:: TASK TO CARRY OUT ::
If a line in the listing below contains "storage", return that line.

:: MATERIAL PROVIDED ::
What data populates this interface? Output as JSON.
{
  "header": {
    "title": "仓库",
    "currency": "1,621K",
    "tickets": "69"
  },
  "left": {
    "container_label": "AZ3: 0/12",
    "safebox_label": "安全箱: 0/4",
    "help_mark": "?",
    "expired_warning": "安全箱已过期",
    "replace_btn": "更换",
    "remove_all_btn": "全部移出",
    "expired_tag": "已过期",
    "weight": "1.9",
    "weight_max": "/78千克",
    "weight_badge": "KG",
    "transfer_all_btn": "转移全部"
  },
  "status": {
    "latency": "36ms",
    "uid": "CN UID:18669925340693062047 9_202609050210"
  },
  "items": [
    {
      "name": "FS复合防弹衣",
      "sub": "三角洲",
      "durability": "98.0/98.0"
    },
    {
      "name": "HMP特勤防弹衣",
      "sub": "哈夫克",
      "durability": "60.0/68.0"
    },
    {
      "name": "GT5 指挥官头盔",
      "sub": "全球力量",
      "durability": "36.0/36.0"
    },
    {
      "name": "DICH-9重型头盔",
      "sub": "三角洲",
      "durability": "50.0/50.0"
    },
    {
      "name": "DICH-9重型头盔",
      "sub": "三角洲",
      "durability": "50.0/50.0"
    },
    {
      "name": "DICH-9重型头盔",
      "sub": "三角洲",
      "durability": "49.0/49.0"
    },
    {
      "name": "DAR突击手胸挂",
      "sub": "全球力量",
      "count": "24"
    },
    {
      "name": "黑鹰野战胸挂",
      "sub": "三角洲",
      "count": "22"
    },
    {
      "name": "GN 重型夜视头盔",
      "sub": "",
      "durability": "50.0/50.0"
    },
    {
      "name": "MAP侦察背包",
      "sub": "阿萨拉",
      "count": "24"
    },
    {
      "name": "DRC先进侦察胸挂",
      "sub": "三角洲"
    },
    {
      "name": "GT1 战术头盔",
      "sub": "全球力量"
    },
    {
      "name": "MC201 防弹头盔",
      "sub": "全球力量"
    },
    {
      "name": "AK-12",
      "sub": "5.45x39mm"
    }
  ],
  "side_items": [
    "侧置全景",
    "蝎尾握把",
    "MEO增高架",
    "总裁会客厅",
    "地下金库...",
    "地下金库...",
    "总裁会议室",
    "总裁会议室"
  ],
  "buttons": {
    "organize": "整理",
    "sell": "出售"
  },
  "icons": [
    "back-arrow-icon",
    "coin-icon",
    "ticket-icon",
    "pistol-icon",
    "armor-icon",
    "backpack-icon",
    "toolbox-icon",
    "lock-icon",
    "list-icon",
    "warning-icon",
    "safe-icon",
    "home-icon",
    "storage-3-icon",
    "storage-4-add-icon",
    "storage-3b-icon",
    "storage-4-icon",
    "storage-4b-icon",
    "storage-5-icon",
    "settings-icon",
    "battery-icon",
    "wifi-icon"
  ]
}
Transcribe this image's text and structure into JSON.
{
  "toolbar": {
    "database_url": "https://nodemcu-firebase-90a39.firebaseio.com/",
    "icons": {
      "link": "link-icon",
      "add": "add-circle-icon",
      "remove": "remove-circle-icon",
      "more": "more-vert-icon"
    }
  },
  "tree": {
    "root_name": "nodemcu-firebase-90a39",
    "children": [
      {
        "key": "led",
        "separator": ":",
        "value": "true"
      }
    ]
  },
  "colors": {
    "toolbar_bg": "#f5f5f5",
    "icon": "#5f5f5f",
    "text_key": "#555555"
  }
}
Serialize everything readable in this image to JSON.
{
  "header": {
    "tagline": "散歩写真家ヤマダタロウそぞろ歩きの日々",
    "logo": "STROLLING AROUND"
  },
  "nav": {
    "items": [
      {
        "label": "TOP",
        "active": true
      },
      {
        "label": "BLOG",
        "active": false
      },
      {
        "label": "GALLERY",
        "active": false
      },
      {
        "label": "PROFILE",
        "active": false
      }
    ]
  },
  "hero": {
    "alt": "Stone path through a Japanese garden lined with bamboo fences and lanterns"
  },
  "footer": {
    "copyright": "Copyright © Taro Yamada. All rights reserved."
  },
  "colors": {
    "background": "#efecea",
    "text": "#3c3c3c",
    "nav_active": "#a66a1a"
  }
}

:: SOLUTION FOR THIS EXERCISE ::
    "storage-3-icon",
    "storage-4-add-icon",
    "storage-3b-icon",
    "storage-4-icon",
    "storage-4b-icon",
    "storage-5-icon",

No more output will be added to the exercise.